## Task details
Your answer should be the records again, unchanged in wording and free of images.

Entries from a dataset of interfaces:
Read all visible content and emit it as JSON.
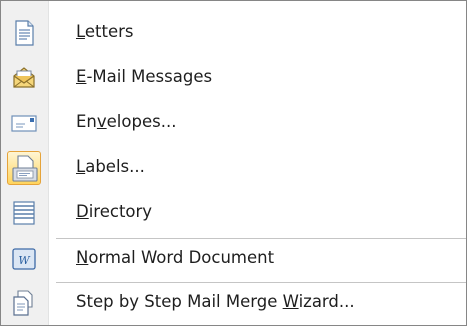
{
  "menu": {
    "items": [
      {
        "pre": "",
        "key": "L",
        "post": "etters",
        "icon": "letter-icon"
      },
      {
        "pre": "",
        "key": "E",
        "post": "-Mail Messages",
        "icon": "email-icon"
      },
      {
        "pre": "En",
        "key": "v",
        "post": "elopes...",
        "icon": "envelope-icon"
      },
      {
        "pre": "",
        "key": "L",
        "post": "abels...",
        "icon": "labels-icon",
        "selected": true
      },
      {
        "pre": "",
        "key": "D",
        "post": "irectory",
        "icon": "directory-icon"
      },
      {
        "pre": "",
        "key": "N",
        "post": "ormal Word Document",
        "icon": "word-document-icon"
      },
      {
        "pre": "Step by Step Mail Merge ",
        "key": "W",
        "post": "izard...",
        "icon": "wizard-icon"
      }
    ]
  }
}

## Problem solution
Read all visible content and emit it as JSON.
{
  "menu": {
    "items": [
      {
        "pre": "",
        "key": "L",
        "post": "etters",
        "icon": "letter-icon"
      },
      {
        "pre": "",
        "key": "E",
        "post": "-Mail Messages",
        "icon": "email-icon"
      },
      {
        "pre": "En",
        "key": "v",
        "post": "elopes...",
        "icon": "envelope-icon"
      },
      {
        "pre": "",
        "key": "L",
        "post": "abels...",
        "icon": "labels-icon",
        "selected": true
      },
      {
        "pre": "",
        "key": "D",
        "post": "irectory",
        "icon": "directory-icon"
      },
      {
        "pre": "",
        "key": "N",
        "post": "ormal Word Document",
        "icon": "word-document-icon"
      },
      {
        "pre": "Step by Step Mail Merge ",
        "key": "W",
        "post": "izard...",
        "icon": "wizard-icon"
      }
    ]
  }
}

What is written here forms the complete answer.